Every record must be retyped as it stands.

[Stored items]
++++

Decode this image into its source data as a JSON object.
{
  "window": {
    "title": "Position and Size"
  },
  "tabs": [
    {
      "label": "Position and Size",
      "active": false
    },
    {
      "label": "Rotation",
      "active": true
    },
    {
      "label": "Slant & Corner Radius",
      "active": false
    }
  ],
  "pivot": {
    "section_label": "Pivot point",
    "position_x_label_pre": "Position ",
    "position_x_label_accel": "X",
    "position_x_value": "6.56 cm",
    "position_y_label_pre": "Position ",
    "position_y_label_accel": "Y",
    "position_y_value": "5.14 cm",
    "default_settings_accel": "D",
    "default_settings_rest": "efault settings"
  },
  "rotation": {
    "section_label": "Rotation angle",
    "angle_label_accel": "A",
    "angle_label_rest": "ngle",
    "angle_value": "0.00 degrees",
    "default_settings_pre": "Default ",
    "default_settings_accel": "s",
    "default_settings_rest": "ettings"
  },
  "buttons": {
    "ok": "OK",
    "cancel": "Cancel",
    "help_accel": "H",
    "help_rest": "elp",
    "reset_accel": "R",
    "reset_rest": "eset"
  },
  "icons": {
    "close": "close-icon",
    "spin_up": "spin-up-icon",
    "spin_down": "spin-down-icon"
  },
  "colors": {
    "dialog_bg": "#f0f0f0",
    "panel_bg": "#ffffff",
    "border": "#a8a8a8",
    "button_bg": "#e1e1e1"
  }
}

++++

Expected answer:
Decode this image into its source data as a JSON object.
{
  "window": {
    "title": "Position and Size"
  },
  "tabs": [
    {
      "label": "Position and Size",
      "active": false
    },
    {
      "label": "Rotation",
      "active": true
    },
    {
      "label": "Slant & Corner Radius",
      "active": false
    }
  ],
  "pivot": {
    "section_label": "Pivot point",
    "position_x_label_pre": "Position ",
    "position_x_label_accel": "X",
    "position_x_value": "6.56 cm",
    "position_y_label_pre": "Position ",
    "position_y_label_accel": "Y",
    "position_y_value": "5.14 cm",
    "default_settings_accel": "D",
    "default_settings_rest": "efault settings"
  },
  "rotation": {
    "section_label": "Rotation angle",
    "angle_label_accel": "A",
    "angle_label_rest": "ngle",
    "angle_value": "0.00 degrees",
    "default_settings_pre": "Default ",
    "default_settings_accel": "s",
    "default_settings_rest": "ettings"
  },
  "buttons": {
    "ok": "OK",
    "cancel": "Cancel",
    "help_accel": "H",
    "help_rest": "elp",
    "reset_accel": "R",
    "reset_rest": "eset"
  },
  "icons": {
    "close": "close-icon",
    "spin_up": "spin-up-icon",
    "spin_down": "spin-down-icon"
  },
  "colors": {
    "dialog_bg": "#f0f0f0",
    "panel_bg": "#ffffff",
    "border": "#a8a8a8",
    "button_bg": "#e1e1e1"
  }
}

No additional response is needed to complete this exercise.